8. An artificial snow dispensing apparatus comprising an inverted container of rectangular shape, having top, side and end walls, a motor mounted on one end wall, a shaft extending between said end walls and connected to the motor at one endand having a bearing in the. end wall at the other shaft end, and a switch and electric source mounted on the opposite end wall and a holed cylinder intermediately mounted on said shaft to turn with said shaft and including a removable telescoping cover and a plurality of flexible dished disks of artificial snow in said cylinder having an outside diameter slightly larger than the diameter of the holes in :said cylinder, said end walls being stifiened with internal fiber board elements so as to hold said container rigid and prevent vibration of the cylinder as it rotates.

9. An artificial snow dispensing apparatus comprising an inverted container of rectangular shape, having top, side and end walls, a motor mounted on one end wall, a shaft extending between said end walls and connected to the motor at one end and having a bearing in the end wall at the other shaft end, and a switch and electric source mounted on the opposite end wall and a holed cylinder intermediately mounted on said shaft to turn with said shaft and including a removable telescoping cover and a plurality of flexible dished disks of artificial snow in said cylinder having an outside diameter slightly larger than the diameter of the holes in said cylinder, said electric source comprising batteries, said batteries being held by a U-shaped plastic clip.

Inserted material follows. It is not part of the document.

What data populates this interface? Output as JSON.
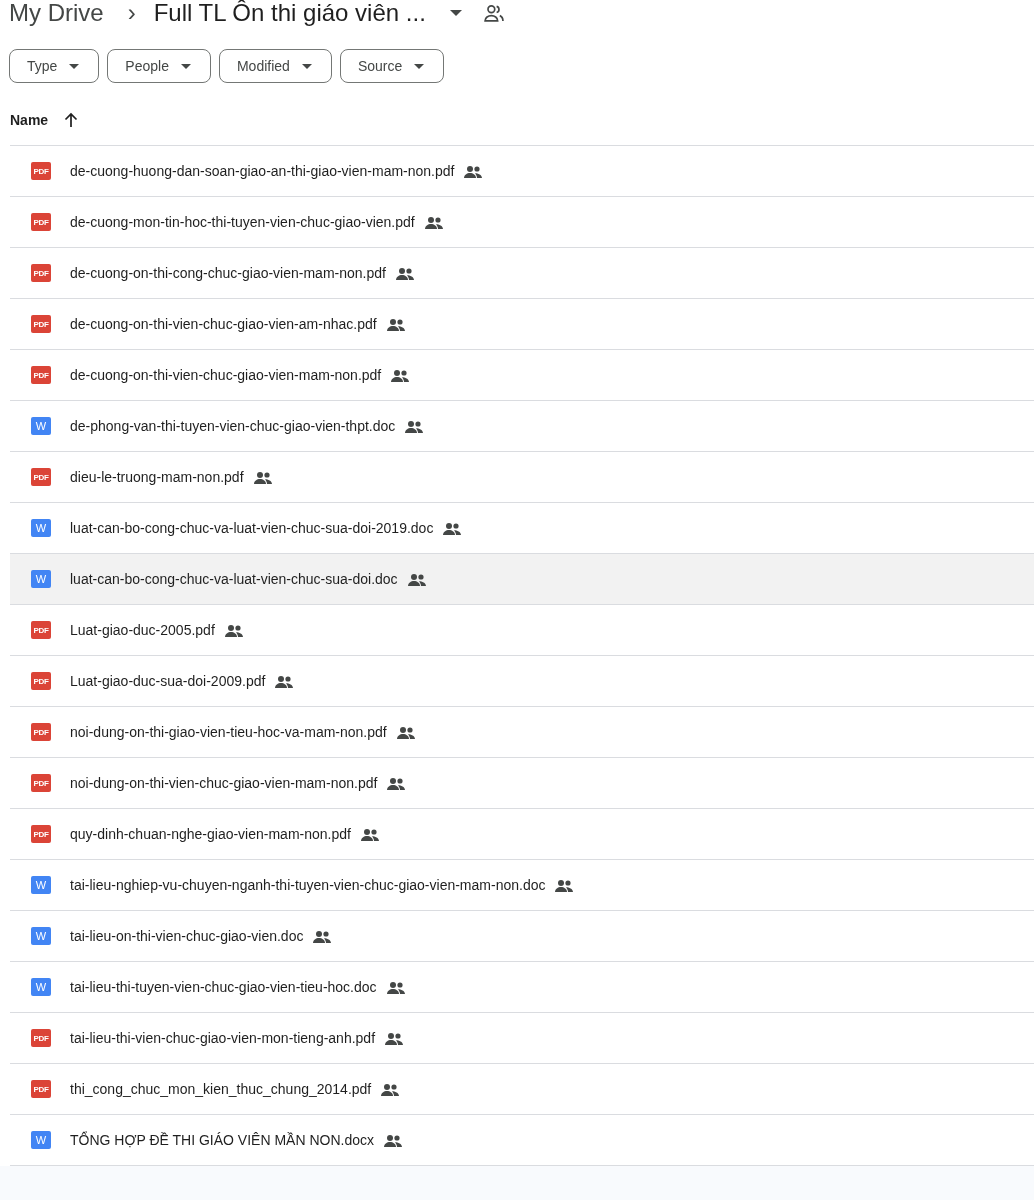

References Cited by the Examiner UNITED STATES PATENTS 635,043 10/1899 Grismer 272-15 901,319 10/1908 Bruen 272-15 FOREIGN PATENTS 2,500 of 1908 Great Britain.

RAPHAEL M. LUPO, Primary Examiner.

KENNETH N. LEIMER, Examiner.

Patent Citations
Cited PatentFiling datePublication dateApplicantTitle
US635043 *Dec 2, 1898Oct 17, 1899Joseph R GrismerTheatrical appliance.
US901319 *Oct 19, 1907Oct 20, 1908Edwin C BruenDevice for producing the representation of a snow-storm.
GB190802500A * Title not available
Referenced by
Citing PatentFiling datePublication dateApplicantTitle
US3471143 *May 16, 1966Oct 7, 1969Marlin Toy Products IncEnclosed ferris wheel toy
US4962922 *Nov 22, 1989Oct 16, 1990Chu Ven ChungApparatus for circulating artificial snow
US5412888 *Dec 3, 1993May 9, 1995Manthorpe Engineering LimitedAssembly for producing artificial snowfall
US5491916 *Mar 10, 1994Feb 20, 1996Thomas A. Schutz Co., Inc.Animated display
US5502908 *Mar 10, 1994Apr 2, 1996Thomas A. Schutz Co., Inc.Animated display
US5632419 *Feb 24, 1995May 27, 1997Snowmaker Productions, Inc.Snowfall simulator with agitating dispenser
US6082594 *Dec 31, 1998Jul 4, 2000Snowmaker Productions, Inc.Snowfall simulator with agitating dispenser
Classifications
U.S. Classification472/65, 221/186, 221/1, 221/63
International ClassificationA63J5/00, A47G33/00, A47G33/08, A63J5/02
Cooperative ClassificationA47G33/0845, A63J5/028
European ClassificationA63J5/02S, A47G33/08H